lose ground to

lose ground to somebody/something

to fail to maintain a share of something compared to others Good Mexican restaurants are losing ground to less expensive, more informal places that have opened all over the city.
Opposite of: gain ground on somebody/something
Etymology: based on the military meaning of lose ground (to move back and allow an enemy to get control of an area)
See also: ground, lose
References in periodicals archive ?
Still one of the finest racers on the PS3, it's hard not to feel Gran Turismo is beginning to lose ground to the Forza
As analog electronics begin to lose ground to digital devices in the consumer market, the possibility of connecting these devices to home networks and to wide area networks outside the home brings some exciting market prospects to service providers, CE manufacturers, and CE retailers.
The Internet remains a global phenomena, so countries providing safe haven for incumbents will lose ground to countries embracing the Internet for the benefit of consumers.
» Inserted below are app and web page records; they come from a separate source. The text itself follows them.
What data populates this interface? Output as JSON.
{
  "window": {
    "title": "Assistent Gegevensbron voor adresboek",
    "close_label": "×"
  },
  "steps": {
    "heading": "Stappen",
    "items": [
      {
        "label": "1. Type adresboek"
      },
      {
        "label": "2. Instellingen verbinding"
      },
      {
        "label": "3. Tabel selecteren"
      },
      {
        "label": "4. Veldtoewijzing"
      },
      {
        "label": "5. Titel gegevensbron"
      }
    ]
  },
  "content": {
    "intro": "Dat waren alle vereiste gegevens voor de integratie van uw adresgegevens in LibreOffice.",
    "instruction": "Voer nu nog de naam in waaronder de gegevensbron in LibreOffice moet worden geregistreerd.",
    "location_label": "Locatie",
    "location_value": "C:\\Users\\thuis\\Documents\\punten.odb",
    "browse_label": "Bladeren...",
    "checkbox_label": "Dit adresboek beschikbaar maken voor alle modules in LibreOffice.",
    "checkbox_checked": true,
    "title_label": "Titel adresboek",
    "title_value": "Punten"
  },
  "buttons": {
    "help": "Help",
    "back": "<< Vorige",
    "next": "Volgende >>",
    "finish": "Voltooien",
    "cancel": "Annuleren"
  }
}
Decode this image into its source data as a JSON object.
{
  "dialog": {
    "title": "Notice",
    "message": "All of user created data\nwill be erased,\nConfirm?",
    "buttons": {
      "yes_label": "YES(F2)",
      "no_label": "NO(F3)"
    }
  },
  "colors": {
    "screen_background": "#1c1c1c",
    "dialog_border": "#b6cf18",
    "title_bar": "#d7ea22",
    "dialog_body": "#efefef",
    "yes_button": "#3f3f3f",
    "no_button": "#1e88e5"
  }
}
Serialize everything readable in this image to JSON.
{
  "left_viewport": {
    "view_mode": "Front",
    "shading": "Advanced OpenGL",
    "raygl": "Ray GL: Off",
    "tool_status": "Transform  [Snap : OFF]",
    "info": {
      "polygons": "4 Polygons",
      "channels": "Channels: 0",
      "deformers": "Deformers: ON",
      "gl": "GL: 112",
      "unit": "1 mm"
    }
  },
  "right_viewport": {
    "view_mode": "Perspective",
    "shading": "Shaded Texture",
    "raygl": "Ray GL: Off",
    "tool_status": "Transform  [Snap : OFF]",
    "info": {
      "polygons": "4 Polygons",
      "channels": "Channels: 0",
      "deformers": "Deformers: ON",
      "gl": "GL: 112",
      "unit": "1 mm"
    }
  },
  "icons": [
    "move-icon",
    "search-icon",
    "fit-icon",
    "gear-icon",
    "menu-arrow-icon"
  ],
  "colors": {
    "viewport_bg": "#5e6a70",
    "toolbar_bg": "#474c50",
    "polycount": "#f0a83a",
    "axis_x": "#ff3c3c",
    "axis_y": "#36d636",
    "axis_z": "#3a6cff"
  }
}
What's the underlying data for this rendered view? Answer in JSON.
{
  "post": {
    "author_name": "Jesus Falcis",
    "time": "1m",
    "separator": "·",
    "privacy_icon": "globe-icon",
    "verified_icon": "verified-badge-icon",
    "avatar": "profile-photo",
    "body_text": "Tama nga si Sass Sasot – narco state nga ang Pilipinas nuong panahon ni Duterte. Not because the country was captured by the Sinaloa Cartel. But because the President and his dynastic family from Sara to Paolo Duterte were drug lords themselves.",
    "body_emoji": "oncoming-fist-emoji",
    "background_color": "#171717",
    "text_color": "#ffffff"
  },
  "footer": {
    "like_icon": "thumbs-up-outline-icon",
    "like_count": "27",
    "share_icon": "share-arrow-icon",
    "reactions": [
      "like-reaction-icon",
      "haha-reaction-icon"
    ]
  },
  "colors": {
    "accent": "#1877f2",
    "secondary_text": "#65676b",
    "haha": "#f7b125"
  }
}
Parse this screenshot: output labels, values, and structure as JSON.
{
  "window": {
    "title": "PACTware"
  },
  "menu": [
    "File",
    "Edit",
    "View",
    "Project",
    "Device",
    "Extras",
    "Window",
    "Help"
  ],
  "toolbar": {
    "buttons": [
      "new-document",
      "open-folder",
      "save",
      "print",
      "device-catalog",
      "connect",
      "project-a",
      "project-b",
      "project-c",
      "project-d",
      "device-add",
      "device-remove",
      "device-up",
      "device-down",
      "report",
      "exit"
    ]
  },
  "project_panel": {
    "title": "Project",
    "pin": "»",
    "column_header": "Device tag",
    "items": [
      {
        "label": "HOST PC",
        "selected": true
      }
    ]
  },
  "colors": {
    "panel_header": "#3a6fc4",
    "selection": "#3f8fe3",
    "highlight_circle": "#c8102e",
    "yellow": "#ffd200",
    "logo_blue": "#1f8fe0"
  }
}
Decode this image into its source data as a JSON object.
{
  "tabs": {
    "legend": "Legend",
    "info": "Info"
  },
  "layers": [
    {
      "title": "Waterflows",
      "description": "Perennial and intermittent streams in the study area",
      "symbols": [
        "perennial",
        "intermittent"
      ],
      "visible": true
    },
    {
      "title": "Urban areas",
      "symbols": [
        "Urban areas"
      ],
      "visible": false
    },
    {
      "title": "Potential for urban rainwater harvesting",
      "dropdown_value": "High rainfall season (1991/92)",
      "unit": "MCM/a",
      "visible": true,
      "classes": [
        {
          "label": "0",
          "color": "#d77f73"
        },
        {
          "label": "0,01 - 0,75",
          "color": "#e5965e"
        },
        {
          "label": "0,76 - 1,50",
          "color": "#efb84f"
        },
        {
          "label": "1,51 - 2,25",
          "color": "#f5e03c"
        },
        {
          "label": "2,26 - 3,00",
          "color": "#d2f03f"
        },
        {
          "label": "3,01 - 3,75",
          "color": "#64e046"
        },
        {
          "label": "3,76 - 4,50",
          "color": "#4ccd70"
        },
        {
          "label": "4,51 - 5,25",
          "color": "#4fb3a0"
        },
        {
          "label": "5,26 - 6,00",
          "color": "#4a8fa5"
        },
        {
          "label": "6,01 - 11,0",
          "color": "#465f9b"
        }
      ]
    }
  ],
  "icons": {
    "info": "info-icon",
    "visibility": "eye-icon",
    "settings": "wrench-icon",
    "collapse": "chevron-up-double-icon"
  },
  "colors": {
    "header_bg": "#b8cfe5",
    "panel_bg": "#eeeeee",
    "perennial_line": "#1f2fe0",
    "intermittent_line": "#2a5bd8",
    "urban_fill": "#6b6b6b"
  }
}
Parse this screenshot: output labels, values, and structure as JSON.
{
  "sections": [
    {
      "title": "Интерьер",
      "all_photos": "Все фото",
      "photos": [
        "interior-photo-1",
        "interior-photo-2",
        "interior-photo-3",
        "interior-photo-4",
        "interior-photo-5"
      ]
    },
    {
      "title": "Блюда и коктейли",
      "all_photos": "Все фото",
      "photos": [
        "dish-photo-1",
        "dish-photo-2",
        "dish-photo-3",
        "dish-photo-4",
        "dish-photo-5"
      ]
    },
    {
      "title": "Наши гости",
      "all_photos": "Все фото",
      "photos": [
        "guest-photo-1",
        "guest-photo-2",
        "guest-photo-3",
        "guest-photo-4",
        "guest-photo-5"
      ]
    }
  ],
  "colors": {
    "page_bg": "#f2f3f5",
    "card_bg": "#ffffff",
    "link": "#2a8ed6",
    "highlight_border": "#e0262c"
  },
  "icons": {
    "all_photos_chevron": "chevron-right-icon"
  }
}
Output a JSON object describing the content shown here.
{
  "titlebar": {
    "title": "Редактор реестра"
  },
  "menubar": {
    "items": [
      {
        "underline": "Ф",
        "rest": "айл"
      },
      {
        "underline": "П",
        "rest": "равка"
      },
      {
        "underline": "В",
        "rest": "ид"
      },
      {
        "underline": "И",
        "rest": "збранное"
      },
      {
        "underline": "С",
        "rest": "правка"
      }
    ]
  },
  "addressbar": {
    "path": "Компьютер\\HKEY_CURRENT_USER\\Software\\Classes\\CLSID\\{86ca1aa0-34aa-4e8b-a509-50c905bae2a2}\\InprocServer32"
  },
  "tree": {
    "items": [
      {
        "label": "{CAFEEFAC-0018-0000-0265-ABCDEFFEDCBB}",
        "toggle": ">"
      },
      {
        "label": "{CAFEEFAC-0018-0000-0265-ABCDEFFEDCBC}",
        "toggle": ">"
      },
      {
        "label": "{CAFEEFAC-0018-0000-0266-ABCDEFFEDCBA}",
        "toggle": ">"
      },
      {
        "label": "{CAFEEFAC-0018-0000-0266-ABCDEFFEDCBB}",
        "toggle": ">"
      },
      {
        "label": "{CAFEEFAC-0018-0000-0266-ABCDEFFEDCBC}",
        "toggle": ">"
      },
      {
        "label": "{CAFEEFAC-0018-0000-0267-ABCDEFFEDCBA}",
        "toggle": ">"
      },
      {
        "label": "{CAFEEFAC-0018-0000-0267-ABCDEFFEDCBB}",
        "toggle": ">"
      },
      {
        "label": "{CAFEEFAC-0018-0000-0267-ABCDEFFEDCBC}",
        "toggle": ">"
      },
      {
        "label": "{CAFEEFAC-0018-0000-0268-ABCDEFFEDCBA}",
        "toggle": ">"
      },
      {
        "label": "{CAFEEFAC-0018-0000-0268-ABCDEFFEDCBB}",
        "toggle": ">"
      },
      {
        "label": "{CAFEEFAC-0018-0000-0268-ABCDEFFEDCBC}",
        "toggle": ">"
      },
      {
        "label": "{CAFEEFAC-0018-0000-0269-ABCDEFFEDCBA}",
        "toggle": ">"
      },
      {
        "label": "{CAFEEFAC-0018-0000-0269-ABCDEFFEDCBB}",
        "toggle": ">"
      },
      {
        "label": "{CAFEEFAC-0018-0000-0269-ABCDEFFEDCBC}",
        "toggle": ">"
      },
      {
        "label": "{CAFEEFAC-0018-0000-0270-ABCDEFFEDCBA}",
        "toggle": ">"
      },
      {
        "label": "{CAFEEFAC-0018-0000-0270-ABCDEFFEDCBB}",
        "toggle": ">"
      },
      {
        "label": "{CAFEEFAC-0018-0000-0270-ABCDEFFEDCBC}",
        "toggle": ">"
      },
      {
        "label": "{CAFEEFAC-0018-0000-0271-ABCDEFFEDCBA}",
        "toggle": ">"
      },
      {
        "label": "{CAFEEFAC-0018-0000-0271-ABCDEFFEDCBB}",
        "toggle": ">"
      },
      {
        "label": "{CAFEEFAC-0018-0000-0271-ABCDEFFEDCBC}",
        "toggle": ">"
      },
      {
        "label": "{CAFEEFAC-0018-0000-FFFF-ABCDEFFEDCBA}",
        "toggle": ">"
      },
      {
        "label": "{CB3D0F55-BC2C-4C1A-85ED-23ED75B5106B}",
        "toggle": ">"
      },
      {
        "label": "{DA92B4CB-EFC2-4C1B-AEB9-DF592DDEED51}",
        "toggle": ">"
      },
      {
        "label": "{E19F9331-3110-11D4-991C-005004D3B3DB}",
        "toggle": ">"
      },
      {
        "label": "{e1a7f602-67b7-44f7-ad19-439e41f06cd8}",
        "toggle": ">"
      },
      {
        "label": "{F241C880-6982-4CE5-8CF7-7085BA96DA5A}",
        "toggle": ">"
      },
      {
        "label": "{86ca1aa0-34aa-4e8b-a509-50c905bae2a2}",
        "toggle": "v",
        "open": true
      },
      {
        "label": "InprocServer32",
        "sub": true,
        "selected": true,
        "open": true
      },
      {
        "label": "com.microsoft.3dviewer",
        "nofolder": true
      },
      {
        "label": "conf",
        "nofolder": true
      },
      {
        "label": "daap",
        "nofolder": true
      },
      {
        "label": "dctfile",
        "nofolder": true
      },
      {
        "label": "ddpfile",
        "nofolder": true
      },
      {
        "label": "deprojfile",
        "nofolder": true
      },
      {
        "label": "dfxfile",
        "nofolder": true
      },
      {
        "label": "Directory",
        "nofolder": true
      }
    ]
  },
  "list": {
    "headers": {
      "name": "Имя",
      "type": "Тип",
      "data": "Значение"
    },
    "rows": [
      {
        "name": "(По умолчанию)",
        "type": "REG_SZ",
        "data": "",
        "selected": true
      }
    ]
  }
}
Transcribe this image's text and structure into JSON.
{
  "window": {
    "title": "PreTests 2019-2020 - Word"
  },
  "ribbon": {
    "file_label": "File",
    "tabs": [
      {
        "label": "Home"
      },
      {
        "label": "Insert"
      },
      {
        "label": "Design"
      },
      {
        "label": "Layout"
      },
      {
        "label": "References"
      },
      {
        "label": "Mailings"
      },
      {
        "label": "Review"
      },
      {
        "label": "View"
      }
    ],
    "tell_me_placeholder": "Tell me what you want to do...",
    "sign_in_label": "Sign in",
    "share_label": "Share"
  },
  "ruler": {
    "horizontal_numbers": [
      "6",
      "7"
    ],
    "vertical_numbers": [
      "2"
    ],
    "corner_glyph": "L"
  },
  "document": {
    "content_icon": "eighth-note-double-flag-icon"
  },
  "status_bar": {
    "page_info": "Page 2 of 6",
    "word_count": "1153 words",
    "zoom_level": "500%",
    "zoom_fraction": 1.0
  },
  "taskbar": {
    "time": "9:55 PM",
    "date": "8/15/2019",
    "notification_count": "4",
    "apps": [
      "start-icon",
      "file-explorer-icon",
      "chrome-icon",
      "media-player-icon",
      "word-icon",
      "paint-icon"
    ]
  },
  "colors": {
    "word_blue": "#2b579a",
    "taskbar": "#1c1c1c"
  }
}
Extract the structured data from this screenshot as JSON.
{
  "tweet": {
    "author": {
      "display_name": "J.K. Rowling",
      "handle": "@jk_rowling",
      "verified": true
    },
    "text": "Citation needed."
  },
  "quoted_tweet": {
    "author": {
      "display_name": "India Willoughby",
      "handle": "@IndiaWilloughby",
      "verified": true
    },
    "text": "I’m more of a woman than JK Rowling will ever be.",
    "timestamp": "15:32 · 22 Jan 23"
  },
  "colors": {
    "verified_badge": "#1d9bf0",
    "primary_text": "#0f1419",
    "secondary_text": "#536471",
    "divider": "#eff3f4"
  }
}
Long distance private lines, which traditionally provided the best solution for secure communications over wide areas, will increasingly lose ground to virtual private networks (VPNs) while local private lines will experience a growth surge as carriers bundle several different types of services onto a single private line.